▶ **Requirement**
Out of the records below, copy all lines in which the word "this" occurs.

☆ ☆ ☆

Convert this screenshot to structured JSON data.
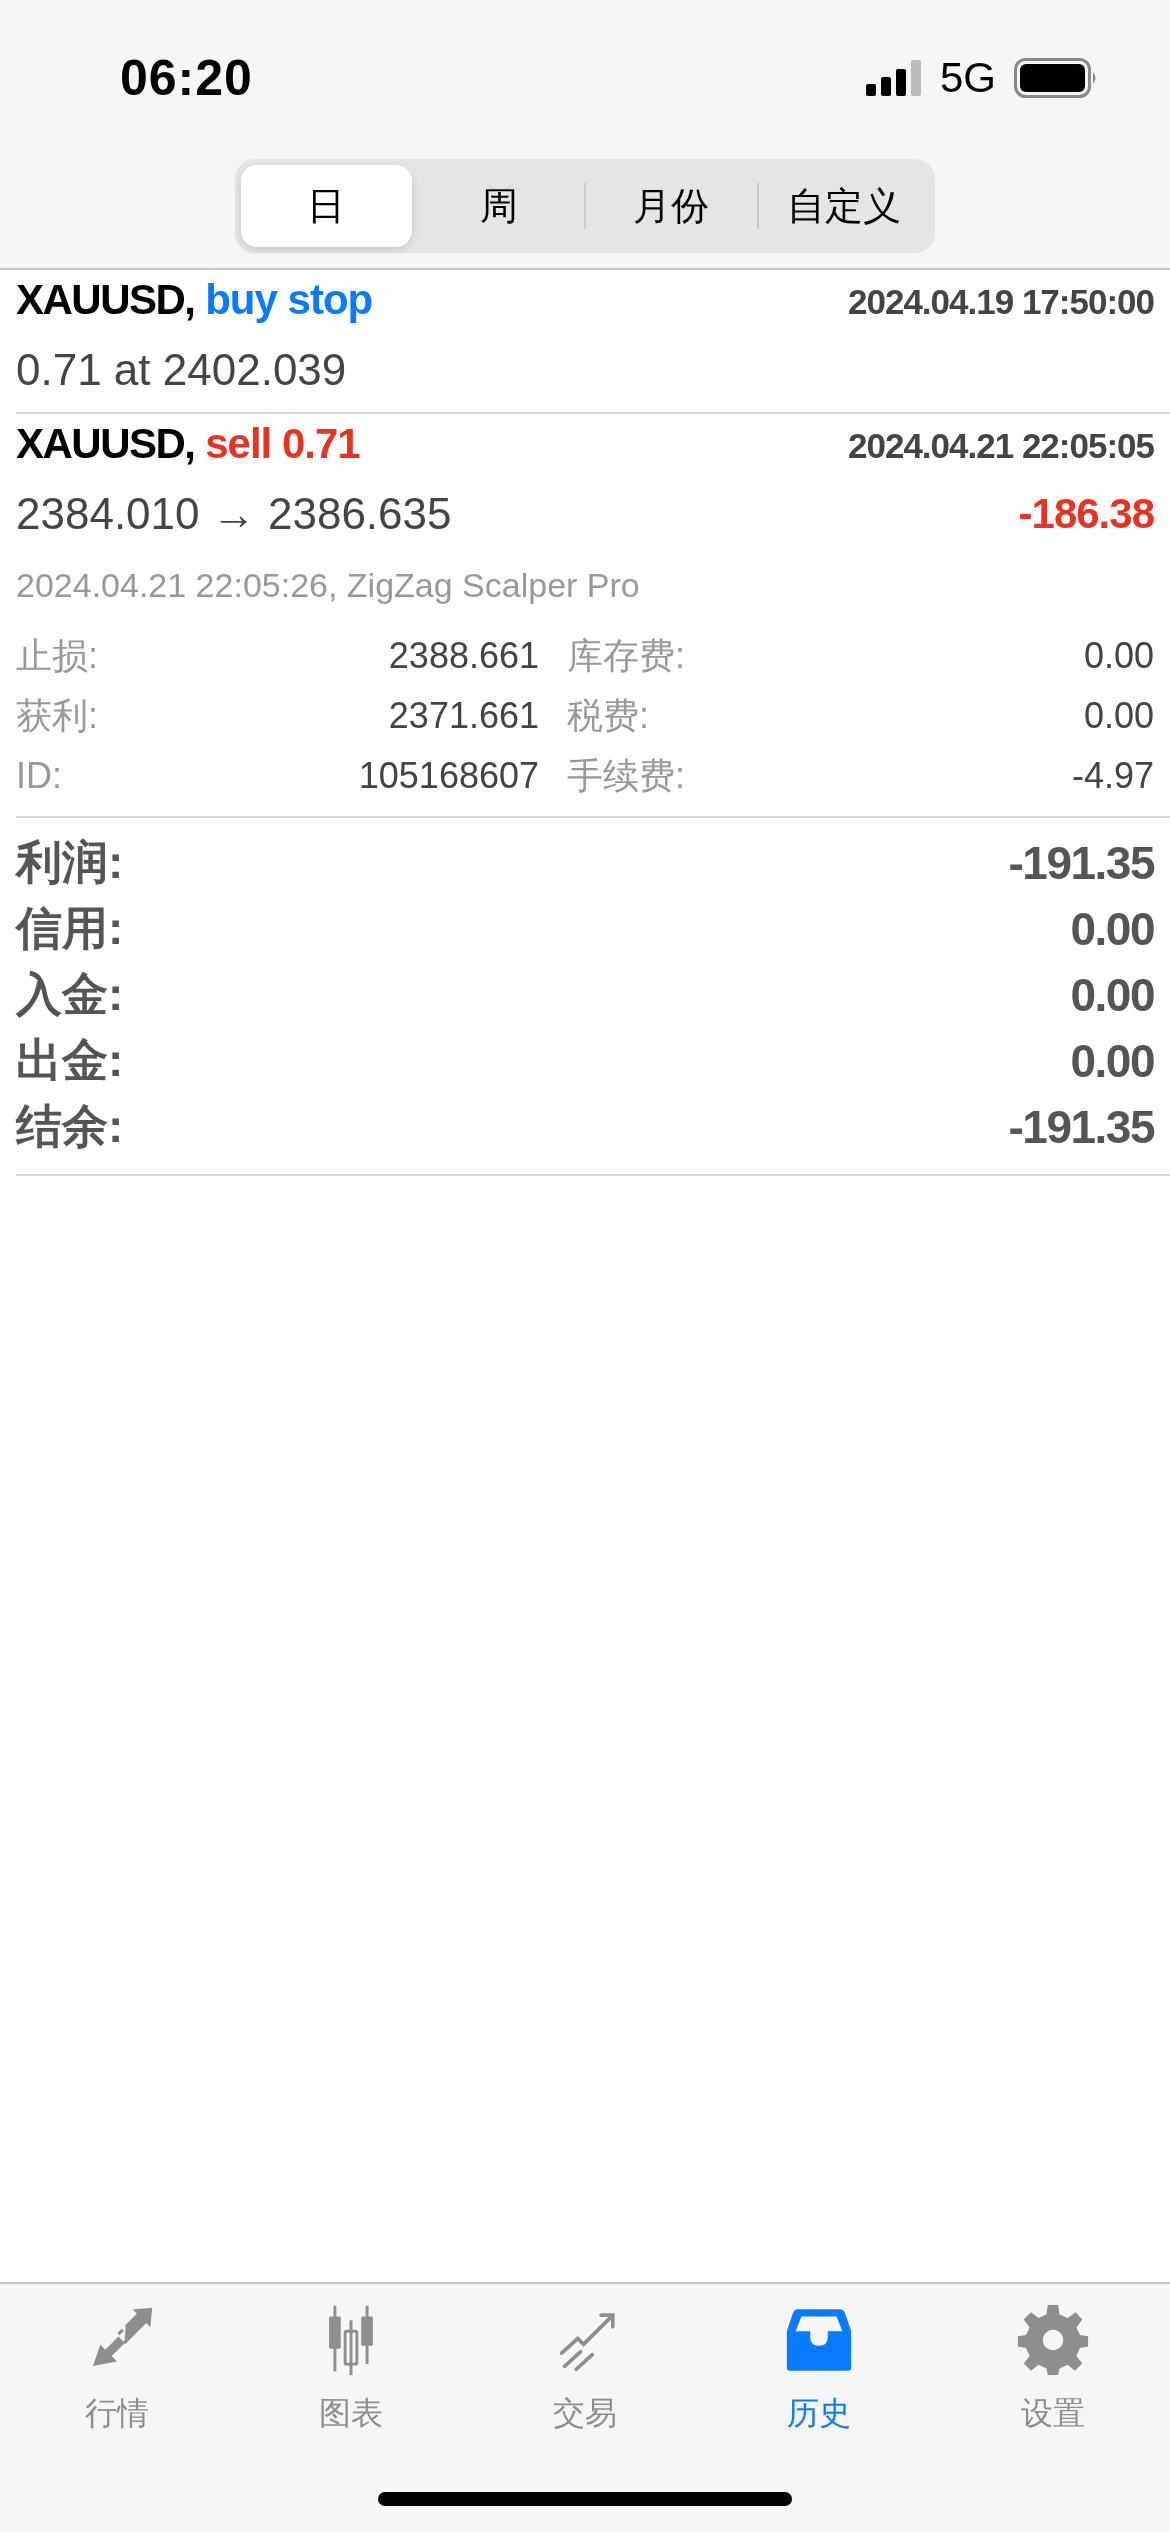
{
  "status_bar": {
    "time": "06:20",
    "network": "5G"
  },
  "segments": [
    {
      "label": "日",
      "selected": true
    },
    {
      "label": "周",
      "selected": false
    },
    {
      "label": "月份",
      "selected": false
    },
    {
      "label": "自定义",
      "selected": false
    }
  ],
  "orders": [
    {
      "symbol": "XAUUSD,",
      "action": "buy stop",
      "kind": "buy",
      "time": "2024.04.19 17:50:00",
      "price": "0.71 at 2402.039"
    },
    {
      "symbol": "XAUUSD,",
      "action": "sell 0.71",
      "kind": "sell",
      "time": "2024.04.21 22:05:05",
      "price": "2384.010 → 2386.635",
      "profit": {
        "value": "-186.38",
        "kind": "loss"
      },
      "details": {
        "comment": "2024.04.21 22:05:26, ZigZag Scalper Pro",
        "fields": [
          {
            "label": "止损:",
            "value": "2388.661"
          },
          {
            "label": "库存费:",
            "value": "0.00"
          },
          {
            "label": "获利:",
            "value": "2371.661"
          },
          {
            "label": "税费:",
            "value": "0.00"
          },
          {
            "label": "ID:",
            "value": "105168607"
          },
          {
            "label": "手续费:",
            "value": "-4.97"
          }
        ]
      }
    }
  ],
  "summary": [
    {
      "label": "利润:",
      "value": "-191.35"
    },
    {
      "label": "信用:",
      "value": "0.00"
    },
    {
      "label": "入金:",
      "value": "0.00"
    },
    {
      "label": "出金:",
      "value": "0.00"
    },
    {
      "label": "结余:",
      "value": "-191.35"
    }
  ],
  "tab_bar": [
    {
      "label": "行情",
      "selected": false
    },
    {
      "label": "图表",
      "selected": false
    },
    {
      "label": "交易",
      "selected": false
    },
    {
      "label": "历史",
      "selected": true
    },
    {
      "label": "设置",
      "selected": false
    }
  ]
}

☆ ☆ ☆

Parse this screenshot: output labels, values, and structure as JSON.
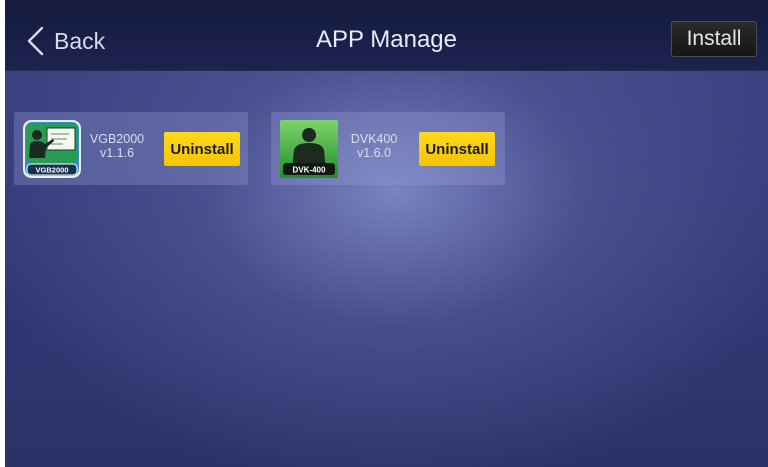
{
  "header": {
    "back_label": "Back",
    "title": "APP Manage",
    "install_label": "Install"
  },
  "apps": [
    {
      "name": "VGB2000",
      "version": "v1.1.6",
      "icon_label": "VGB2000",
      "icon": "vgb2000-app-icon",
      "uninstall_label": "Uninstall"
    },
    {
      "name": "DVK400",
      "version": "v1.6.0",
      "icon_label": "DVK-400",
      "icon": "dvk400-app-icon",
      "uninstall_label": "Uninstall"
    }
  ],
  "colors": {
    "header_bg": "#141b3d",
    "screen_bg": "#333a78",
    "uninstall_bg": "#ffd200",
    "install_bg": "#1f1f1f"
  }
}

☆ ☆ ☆

▶ **Task result**
Convert this screenshot to structured JSON data.
Parse this screenshot: output labels, values, and structure as JSON.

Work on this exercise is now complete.